Wrong-patient medication errors occur most often during administration and transcription, but patient safety can be improved by implementing strategies during all phases of the medication process, according to a new report from the Pennsylvania Patient Safety Authority (PPSA).
During the period of July 1, 2011, through Dec. 31, 2011, 813 wrong-patient medication errors were reported to the PPSA. Errors most often occurred during transcribing (38.3%) and administration (43.4%) and least during dispensing (5.2%). Anti-infectives, opioids, and anticoagulants were the most common types of medications associated with wrong-patient events. While multiple factors might have contributed to each event, the most common were two patients being prescribed the same medication, improper verification of patient identification, and similar room numbers. Important risk reduction strategies include ensuring proper storage of medications and patient-specific documents, using healthcare technology fully, limiting verbal orders, and improving patient verification throughout the medication-use process.
"Wrong-patient medication errors can occur at any phase of the medication-use process," the authors write. "While events reported to the authority suggest that these errors occurred most often during administration and transcription, implementing safety strategies at all nodes can help to ensure that the correct patient receives the correct medication."
The suggested safety strategies include improving patient verification, limiting the use of verbal orders, and empowering the patient to prevent and detect medication errors. The full PPSA report is available online at http://tinyurl.com/mjon44x.
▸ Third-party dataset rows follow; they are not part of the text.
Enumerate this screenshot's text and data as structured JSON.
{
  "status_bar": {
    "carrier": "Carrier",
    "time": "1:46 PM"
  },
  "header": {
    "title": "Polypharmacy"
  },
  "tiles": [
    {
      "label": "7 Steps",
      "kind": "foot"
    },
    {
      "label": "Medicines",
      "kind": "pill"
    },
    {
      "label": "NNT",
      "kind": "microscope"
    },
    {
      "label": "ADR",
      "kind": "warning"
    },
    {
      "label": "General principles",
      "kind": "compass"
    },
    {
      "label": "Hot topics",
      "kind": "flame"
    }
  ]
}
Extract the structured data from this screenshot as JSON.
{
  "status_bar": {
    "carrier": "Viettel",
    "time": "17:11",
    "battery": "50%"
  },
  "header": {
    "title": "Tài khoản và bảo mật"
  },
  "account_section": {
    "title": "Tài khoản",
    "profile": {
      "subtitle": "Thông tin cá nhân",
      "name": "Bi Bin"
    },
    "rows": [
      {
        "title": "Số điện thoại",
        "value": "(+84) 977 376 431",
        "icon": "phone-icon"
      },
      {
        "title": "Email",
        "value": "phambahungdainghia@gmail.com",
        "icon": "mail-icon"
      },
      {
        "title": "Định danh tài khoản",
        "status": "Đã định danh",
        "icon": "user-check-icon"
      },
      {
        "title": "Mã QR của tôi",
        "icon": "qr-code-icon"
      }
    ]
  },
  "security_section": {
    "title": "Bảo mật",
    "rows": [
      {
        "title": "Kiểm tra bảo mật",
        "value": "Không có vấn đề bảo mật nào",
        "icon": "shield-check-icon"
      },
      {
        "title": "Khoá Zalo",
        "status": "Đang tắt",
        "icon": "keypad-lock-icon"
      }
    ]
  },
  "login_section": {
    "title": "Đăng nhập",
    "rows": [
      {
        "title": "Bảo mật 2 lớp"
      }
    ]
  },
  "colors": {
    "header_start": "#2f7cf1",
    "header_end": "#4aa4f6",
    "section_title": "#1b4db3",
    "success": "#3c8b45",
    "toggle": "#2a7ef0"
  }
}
1. Yang A, Grissinger M. Wrong-patient medication errors: an analysis of event reports in Pennsylvania and strategies for prevention. Pa Patient Saf Advis 2013; 10(2):41-49.